▸ **Task objective**: Where the string "name" occurs in a line of the entries below, copy that line.

[Data supplied — start]

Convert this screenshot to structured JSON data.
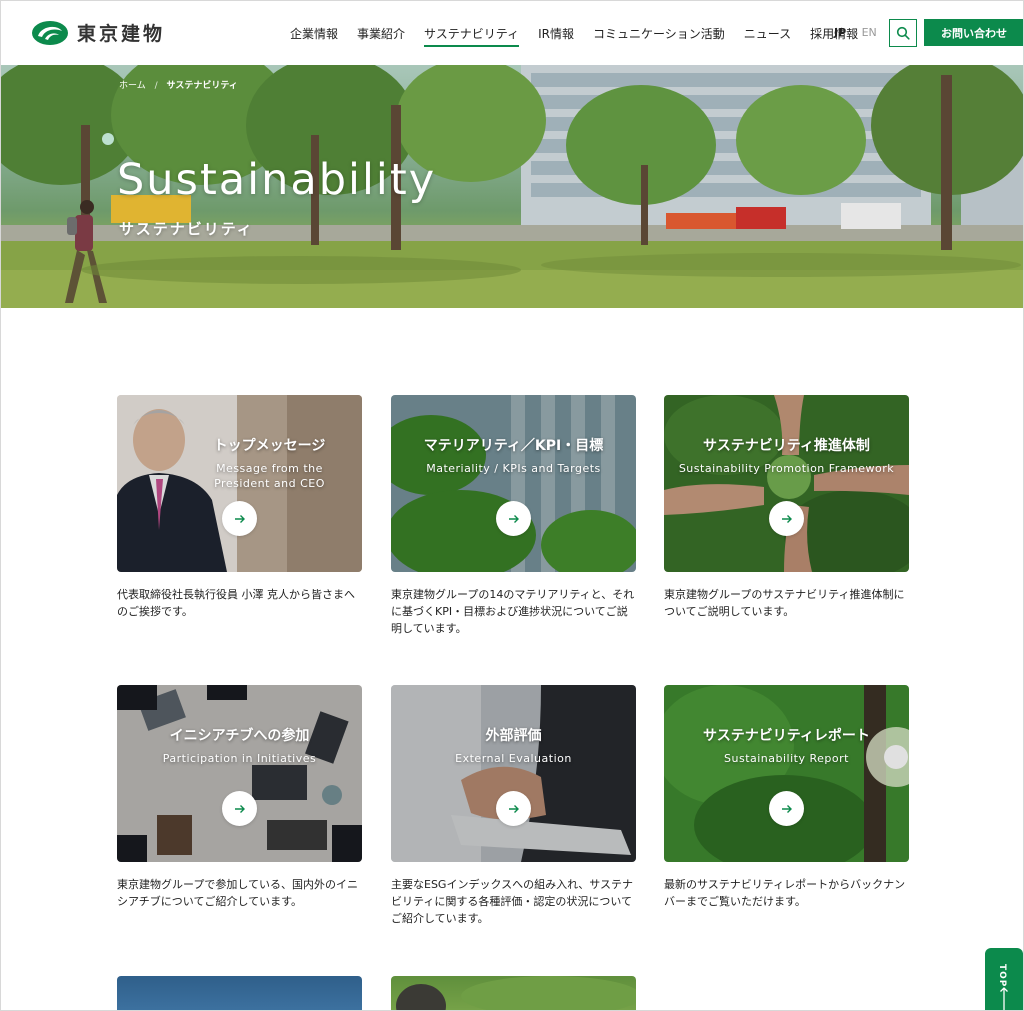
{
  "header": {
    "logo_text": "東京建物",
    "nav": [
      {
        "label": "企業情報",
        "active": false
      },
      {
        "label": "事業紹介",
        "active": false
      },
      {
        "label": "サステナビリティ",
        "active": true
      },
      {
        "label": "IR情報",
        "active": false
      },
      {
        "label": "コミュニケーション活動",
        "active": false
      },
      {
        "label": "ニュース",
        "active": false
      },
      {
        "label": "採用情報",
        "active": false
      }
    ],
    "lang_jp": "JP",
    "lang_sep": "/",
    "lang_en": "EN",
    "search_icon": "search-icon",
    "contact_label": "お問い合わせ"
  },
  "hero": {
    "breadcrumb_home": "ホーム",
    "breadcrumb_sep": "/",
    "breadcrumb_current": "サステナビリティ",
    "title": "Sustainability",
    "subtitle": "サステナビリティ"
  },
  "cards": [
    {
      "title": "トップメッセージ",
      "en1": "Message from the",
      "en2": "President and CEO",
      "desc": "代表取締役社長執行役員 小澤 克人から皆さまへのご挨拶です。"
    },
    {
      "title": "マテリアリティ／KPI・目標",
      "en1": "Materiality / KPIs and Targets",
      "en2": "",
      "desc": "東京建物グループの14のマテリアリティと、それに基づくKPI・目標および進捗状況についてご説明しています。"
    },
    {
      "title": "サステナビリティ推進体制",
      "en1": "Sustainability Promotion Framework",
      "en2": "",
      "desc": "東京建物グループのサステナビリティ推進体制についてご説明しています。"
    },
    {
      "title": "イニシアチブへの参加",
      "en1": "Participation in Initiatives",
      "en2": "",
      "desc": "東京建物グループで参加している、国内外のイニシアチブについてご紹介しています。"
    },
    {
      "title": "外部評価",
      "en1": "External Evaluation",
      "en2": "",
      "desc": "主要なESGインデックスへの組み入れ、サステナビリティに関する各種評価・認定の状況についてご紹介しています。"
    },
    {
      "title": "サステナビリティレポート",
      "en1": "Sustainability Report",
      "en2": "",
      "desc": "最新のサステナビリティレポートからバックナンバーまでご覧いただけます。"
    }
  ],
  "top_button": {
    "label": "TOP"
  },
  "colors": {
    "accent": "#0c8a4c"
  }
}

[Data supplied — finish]
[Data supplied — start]

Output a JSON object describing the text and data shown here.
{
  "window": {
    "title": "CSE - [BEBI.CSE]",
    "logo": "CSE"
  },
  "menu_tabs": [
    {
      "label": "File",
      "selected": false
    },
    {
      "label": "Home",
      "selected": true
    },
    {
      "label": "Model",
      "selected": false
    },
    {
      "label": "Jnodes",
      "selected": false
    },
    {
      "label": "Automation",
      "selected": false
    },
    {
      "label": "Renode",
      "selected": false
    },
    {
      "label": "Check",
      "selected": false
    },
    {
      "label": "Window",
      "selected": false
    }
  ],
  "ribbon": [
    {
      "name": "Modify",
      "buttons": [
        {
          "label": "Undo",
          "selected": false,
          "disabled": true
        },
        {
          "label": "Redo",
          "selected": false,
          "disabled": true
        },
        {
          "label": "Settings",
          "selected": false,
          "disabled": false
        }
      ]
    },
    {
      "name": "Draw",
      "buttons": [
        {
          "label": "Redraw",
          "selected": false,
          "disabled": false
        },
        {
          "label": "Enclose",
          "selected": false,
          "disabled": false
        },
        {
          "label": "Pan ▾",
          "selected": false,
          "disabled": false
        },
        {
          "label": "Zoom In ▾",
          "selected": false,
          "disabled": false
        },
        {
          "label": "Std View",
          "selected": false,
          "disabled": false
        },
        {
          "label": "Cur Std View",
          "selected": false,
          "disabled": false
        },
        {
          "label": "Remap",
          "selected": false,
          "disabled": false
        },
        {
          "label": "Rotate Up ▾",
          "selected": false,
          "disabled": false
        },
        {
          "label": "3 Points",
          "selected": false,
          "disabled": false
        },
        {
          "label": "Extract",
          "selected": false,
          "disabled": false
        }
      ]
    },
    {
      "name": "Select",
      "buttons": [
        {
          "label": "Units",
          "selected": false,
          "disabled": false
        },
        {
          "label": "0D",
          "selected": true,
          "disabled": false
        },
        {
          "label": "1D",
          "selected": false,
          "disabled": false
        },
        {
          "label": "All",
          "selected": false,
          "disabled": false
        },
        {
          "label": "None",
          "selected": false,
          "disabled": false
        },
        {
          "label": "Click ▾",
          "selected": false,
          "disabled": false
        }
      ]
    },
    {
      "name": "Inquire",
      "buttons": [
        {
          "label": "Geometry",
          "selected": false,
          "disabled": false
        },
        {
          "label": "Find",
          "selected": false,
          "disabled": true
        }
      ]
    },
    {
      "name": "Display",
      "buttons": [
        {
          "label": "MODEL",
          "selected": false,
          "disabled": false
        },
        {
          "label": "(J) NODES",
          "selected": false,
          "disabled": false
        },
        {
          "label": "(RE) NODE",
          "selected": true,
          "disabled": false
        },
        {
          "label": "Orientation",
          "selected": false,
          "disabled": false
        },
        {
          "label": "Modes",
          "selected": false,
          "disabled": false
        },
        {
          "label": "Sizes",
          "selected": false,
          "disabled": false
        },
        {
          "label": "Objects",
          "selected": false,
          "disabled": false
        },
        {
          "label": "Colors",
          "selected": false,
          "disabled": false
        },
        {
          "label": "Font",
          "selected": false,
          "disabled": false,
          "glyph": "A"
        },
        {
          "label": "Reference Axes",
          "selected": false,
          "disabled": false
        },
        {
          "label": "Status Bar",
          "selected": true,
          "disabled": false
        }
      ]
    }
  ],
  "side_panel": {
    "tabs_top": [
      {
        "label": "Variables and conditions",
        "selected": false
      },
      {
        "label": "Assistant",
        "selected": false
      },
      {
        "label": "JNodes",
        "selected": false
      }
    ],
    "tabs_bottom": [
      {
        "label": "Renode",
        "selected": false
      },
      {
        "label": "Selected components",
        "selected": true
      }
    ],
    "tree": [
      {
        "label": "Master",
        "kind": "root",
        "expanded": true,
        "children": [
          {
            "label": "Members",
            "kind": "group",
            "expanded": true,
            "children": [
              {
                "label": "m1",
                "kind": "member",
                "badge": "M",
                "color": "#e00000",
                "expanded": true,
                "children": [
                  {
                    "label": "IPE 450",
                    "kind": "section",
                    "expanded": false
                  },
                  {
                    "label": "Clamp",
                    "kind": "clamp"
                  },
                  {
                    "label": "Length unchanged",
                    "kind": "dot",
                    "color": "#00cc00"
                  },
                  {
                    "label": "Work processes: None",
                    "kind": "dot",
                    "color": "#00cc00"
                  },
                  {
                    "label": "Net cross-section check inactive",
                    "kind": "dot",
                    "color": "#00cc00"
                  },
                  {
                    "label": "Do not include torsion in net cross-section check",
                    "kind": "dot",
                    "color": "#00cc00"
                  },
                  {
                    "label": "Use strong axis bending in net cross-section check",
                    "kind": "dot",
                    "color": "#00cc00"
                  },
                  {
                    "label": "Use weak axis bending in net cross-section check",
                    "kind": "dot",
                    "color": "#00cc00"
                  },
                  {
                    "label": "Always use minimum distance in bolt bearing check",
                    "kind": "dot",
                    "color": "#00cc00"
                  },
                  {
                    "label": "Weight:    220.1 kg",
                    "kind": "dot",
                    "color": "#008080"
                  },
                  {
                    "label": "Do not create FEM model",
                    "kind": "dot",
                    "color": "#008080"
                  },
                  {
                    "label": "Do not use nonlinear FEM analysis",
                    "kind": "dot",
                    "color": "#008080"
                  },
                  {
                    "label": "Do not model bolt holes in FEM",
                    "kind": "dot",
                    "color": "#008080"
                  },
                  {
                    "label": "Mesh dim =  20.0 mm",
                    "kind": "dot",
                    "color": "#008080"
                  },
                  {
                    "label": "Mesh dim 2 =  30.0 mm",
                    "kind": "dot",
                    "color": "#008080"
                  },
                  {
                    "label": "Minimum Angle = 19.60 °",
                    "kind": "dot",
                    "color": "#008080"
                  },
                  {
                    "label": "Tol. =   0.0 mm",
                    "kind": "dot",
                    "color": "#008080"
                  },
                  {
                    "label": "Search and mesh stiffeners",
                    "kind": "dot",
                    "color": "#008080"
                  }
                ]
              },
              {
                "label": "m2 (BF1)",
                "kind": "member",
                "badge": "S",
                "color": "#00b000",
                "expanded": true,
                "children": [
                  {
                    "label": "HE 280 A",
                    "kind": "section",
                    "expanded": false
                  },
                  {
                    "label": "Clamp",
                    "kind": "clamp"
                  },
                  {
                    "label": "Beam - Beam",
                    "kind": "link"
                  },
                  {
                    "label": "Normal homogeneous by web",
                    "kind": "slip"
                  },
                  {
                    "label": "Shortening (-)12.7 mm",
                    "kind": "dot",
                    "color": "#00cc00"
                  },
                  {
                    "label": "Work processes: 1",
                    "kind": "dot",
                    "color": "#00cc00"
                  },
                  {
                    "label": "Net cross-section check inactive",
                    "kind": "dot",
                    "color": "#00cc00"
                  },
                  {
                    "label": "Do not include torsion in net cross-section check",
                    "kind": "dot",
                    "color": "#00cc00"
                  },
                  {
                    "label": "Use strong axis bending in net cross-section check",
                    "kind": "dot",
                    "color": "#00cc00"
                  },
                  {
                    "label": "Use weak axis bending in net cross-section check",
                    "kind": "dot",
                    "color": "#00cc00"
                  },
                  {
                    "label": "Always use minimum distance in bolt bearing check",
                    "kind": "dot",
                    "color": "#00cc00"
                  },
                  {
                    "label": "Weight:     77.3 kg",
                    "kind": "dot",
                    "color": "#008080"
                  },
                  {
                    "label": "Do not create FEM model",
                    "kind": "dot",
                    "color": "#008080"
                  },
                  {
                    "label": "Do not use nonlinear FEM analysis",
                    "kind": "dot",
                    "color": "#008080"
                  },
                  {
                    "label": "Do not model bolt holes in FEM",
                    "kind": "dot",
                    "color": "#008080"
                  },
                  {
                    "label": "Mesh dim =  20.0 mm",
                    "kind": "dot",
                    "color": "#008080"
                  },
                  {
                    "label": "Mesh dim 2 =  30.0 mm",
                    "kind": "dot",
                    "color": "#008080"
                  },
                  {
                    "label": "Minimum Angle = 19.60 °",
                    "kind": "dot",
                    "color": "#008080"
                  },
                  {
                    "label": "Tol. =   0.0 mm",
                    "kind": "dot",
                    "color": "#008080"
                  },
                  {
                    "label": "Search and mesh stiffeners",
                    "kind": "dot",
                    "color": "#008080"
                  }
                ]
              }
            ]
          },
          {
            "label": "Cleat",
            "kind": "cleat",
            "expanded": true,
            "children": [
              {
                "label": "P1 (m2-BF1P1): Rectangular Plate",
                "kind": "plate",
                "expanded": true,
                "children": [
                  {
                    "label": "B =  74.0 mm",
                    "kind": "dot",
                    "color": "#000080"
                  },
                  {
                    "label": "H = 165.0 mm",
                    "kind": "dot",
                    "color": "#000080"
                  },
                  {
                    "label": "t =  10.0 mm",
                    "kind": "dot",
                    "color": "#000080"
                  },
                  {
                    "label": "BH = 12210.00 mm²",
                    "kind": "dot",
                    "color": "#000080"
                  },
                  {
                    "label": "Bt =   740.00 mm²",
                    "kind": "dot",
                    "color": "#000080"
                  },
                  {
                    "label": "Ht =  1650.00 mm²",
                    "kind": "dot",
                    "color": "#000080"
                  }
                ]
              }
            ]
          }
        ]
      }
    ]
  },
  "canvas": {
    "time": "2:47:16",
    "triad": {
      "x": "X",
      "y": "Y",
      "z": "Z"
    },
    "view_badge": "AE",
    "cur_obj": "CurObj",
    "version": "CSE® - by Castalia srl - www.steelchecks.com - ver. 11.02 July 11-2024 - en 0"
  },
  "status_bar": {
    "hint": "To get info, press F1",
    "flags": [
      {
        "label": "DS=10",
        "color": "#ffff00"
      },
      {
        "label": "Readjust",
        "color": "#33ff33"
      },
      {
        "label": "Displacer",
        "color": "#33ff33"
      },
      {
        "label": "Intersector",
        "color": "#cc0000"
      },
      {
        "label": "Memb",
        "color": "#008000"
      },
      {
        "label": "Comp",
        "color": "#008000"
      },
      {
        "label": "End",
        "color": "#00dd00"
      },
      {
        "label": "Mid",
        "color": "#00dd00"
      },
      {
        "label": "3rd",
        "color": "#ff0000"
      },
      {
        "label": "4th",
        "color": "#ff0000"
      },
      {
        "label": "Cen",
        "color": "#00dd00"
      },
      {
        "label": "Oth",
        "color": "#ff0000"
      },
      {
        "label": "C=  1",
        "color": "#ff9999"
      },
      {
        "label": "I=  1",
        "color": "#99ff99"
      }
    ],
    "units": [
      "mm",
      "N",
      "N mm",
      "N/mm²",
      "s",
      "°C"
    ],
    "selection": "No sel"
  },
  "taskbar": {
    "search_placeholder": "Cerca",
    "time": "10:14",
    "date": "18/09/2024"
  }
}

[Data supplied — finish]

▸ **Answer box**:
      "name": "Modify",
      "name": "Draw",
      "name": "Select",
      "name": "Inquire",
      "name": "Display",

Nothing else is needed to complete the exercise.